--- WHAT YOU ARE ASKED TO DO ---
Take each line of the material that includes "true" and copy it.

# # # #

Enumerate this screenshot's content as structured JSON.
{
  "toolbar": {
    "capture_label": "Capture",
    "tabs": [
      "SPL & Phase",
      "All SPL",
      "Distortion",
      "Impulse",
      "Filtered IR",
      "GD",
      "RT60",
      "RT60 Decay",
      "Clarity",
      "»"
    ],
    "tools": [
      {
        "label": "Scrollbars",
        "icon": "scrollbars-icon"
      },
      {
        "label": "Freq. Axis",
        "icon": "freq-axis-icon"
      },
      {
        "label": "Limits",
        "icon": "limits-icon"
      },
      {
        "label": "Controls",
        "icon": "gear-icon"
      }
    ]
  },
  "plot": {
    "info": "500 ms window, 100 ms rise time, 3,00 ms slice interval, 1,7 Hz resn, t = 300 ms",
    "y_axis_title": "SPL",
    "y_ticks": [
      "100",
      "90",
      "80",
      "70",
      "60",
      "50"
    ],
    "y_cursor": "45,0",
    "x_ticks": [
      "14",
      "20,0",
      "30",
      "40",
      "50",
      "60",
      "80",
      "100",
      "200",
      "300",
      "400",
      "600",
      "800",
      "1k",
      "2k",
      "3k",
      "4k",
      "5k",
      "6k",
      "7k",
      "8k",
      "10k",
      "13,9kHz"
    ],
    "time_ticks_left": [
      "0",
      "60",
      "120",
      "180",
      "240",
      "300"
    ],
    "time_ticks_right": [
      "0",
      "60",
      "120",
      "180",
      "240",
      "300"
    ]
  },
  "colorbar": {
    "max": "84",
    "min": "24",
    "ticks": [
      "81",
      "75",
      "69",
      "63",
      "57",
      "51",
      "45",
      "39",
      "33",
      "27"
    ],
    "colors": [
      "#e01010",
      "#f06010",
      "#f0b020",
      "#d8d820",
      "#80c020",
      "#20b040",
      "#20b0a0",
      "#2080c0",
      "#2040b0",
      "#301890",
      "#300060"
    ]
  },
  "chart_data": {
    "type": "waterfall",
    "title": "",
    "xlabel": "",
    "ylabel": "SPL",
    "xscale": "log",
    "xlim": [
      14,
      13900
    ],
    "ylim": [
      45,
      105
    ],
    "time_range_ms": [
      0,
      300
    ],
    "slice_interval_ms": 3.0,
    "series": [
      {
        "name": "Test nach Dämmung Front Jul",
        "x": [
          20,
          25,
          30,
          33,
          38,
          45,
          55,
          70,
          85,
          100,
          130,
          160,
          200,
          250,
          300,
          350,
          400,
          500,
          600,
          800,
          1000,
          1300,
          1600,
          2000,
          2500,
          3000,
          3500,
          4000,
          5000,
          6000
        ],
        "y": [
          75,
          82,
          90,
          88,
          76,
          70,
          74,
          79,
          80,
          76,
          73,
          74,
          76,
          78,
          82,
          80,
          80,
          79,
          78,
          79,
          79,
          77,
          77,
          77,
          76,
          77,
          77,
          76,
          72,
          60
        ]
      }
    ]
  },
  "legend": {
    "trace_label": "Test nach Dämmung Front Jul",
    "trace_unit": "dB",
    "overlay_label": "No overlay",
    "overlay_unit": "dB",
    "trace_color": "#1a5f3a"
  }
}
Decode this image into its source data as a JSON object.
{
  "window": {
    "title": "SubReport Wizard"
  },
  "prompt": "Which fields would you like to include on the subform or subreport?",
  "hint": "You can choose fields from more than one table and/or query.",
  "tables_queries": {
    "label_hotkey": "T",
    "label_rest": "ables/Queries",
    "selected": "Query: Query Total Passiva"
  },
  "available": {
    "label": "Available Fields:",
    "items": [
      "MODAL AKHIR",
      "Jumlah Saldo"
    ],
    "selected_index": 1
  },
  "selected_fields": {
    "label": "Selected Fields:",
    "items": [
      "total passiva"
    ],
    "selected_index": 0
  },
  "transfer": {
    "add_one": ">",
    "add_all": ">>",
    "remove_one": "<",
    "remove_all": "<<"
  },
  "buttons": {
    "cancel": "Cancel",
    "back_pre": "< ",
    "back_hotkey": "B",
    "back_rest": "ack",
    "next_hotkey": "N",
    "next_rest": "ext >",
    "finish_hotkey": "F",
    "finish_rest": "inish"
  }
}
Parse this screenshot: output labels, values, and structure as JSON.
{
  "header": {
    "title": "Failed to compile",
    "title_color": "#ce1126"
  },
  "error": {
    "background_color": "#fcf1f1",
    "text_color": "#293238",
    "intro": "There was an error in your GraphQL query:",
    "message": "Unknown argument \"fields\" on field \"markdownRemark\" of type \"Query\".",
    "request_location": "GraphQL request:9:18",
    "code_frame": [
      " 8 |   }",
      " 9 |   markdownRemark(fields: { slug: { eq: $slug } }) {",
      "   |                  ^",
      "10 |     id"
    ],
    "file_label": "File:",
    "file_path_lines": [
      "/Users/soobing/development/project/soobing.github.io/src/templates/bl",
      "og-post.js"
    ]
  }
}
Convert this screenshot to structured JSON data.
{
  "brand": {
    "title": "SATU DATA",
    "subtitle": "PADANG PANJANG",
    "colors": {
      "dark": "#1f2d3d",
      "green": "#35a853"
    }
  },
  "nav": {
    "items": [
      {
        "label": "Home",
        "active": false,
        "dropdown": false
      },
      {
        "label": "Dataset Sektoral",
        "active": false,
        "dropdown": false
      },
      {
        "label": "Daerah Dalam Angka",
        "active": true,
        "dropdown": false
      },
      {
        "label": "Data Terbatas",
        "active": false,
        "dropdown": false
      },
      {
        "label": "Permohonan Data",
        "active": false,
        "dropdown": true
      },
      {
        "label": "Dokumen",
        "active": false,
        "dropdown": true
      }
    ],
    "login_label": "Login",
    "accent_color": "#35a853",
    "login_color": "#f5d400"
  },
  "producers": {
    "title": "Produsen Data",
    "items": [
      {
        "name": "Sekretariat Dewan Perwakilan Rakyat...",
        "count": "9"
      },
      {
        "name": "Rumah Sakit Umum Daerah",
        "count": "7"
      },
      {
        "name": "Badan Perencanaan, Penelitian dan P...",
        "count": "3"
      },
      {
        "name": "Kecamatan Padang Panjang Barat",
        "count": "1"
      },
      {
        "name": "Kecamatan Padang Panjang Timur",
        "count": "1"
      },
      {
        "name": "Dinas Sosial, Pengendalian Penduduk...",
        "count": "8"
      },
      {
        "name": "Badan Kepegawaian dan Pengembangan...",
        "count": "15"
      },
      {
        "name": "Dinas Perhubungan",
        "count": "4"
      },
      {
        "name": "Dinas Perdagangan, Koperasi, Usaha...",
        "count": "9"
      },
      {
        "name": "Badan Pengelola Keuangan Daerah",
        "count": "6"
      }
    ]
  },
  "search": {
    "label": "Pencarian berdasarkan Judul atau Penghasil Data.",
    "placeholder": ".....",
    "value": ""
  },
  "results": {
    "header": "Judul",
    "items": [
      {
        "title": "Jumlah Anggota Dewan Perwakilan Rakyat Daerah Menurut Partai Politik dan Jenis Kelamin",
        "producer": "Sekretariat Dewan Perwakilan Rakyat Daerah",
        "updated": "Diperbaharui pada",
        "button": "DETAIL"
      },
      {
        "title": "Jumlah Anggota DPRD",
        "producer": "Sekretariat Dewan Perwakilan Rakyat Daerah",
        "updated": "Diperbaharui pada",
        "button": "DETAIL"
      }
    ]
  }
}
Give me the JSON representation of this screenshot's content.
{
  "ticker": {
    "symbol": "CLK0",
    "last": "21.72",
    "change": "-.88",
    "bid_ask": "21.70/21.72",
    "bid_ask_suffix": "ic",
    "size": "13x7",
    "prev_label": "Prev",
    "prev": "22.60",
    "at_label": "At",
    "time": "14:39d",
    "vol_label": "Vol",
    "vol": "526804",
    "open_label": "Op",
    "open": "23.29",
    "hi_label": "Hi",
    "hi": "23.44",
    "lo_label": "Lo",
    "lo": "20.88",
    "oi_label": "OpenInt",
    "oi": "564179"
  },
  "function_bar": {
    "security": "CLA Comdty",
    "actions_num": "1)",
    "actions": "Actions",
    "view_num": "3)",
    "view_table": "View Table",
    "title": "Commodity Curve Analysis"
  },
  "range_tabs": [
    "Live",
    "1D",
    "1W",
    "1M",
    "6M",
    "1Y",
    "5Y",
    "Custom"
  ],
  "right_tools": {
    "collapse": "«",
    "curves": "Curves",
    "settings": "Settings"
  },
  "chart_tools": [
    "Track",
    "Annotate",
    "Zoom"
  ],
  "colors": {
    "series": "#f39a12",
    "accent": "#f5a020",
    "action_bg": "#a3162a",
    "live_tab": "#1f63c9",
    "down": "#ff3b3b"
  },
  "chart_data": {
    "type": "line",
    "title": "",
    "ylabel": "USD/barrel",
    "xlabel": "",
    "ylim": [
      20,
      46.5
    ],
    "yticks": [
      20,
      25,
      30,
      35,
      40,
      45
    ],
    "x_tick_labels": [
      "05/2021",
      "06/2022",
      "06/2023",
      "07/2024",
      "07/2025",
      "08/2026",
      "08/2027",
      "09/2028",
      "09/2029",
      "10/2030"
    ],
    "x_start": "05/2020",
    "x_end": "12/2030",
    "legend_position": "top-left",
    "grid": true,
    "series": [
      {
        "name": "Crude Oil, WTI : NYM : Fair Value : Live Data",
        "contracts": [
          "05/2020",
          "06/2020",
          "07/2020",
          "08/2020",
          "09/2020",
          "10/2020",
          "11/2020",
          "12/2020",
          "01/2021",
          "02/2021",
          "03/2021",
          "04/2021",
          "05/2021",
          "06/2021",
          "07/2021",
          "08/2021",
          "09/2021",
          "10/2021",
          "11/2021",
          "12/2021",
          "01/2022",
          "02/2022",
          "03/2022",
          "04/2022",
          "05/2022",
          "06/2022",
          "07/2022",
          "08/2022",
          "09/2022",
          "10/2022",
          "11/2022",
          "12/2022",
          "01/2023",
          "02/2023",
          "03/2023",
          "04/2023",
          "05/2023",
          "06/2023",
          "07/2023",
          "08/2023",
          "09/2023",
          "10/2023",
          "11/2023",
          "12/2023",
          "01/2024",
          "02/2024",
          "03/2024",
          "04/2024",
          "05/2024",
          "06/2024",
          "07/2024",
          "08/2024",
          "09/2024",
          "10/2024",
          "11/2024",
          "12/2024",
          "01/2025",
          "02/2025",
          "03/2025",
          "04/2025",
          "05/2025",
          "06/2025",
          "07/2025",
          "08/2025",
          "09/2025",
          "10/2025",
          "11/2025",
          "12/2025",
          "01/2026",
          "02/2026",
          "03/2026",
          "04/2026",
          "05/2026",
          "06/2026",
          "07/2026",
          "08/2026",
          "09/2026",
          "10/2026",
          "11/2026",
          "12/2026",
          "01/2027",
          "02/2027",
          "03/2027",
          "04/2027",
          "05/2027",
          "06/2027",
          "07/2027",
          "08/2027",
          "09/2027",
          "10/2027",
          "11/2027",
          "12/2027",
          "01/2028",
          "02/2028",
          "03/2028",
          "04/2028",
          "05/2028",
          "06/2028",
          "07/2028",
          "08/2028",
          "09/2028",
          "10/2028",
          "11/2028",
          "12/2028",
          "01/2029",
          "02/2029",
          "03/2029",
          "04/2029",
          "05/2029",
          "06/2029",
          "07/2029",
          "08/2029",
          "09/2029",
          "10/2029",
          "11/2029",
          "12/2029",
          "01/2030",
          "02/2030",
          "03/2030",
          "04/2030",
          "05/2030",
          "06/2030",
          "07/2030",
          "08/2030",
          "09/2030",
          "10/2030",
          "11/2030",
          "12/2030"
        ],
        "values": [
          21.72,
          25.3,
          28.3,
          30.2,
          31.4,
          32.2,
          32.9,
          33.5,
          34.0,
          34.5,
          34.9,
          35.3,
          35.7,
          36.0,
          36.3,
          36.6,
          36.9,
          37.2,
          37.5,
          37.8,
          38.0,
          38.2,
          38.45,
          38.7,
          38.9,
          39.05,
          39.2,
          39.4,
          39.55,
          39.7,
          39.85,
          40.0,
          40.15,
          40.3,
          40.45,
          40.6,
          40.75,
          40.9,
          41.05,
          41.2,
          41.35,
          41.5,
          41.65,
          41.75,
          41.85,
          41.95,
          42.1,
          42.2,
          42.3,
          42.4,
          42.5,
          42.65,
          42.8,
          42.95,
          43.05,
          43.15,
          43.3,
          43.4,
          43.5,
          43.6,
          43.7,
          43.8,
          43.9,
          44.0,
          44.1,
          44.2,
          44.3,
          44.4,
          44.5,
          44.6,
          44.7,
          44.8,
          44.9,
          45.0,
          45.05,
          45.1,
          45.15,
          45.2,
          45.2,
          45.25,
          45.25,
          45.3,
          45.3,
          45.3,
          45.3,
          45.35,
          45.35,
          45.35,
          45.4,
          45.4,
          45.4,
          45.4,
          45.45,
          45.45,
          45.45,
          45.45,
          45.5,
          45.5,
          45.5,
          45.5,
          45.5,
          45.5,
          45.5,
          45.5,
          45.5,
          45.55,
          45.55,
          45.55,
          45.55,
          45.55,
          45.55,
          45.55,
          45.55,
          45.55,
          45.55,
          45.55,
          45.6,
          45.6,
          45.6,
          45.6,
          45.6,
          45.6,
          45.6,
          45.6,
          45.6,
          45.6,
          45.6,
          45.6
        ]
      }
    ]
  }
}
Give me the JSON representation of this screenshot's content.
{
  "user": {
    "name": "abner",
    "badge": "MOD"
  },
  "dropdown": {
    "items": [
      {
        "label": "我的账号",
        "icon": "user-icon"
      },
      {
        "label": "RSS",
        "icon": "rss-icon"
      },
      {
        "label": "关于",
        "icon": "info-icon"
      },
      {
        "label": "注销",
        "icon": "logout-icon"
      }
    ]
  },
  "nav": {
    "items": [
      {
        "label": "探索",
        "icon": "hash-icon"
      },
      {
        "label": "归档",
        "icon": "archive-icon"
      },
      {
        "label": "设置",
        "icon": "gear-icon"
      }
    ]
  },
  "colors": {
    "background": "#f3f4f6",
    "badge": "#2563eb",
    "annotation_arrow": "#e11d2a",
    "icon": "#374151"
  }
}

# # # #

--- SOLUTION ---
        "active": true,
        "dropdown": true
        "dropdown": true
    "grid": true,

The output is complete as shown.